The essence of Lean Thinking is the identification and elimination of waste in any and all administrative and manufacturing processes in any production system. Waste is any element or activity in the production system that does not provide value to the customer. Value is anything that the customer is willing to pay for. Customers pay for the final product so they deserve price reductions achieved through cost reductions gained from eliminating wastes in the order fulfillment process. Waste Elimination is an immediate, simple and effective strategy to impress customers, cut operating costs and improve profit margins. Even a jobshop that makes hundreds of different components or assemblies is like Toyota! There is waste to be found in their administrative and manufacturing processes, and therefore savings to be gained by eliminating or reducing those wastes.
Still, I contend that any high-mix low-volume (HMLV) SME, in particular, any jobshop is fundamentally different from the assembly facility of an OEM like Toyota, Ford, Maytag, Alcoa, Boeing or John Deere. I hope there will be argument when I say that the customer base, organizational culture and leadership, clout with customers and suppliers, etc. of any jobshop with annual sales in the $5 million to $100 million range is going to be radically different from that of Toyota!
Therefore, even as it is essential that jobshops embrace the philosophy and principles of Lean Thinking, they must also carefully select a manufacturing strategy that suits them. In turn, their choice of manufacturing strategy will force them to significantly change the methods and tools they use. Because, frankly, the majority of the popular "Lean Tools" were never designed to handle the operating conditions and constraints of HMLV manufacturing facilities.
What makes a jobshop different from Toyota?
The primary difference is the product mix.
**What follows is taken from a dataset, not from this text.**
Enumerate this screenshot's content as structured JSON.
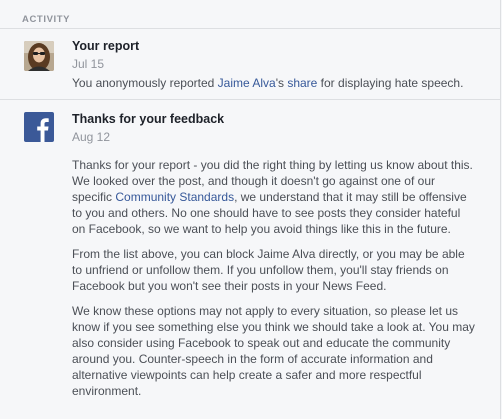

A typical jobshop is a HIGH-mix and VARIABLE-volume manufacturer of a large variety of components. Whereas, Toyota is a LOW-mix HIGH-volume manufacturer of a few assembled products. Consequently, while it is easy to recognize "Value Streams" at Toyota and many of their Tier 1 suppliers, this is a challenge in the case of a jobshop where 100's, if not 1000's, of different routings need to be grouped into process families.
Yet another significant difference between a jobshop and any of Toyota's assembly facilities is that jobshops tend to have their equipment grouped by function i.e. the layout tends to be a Process Layout. In reality, this layout has historically been adopted by jobshops in the belief that it makes them flexible. That is far from the truth! The Process Layout is the root cause for the classic batch-and-queue production that results in high levels of the Seven Types of Waste, and worse, causes the daily chaos on the shopfloor of any jobshop. In fact, if you read Taichi Ohno's book Toyota Production System, you will find that he often says throughout his book that he designed every Toyota facility so that the equipment in the manufacturing facility was laid out as per the logical sequence/s of manufacturing and assembly steps for their products!
And here are some more fundamental differences between a jobshop and an assembly facility – volatility in demand and delivery dates, high variety of products, highly variable setup times and cycle times between different routings, diverse customer base, limited ability to train the workforce, limited finances to hire full-time staff devoted to Continuous Improvement, complex production control and scheduling, limited influence on supplier delivery schedules, tendency for product mix to "migrate" as customer base changes (or new Sales and Marketing staff join the company), etc. I'm sure you will be able to add to this already long list, so please do!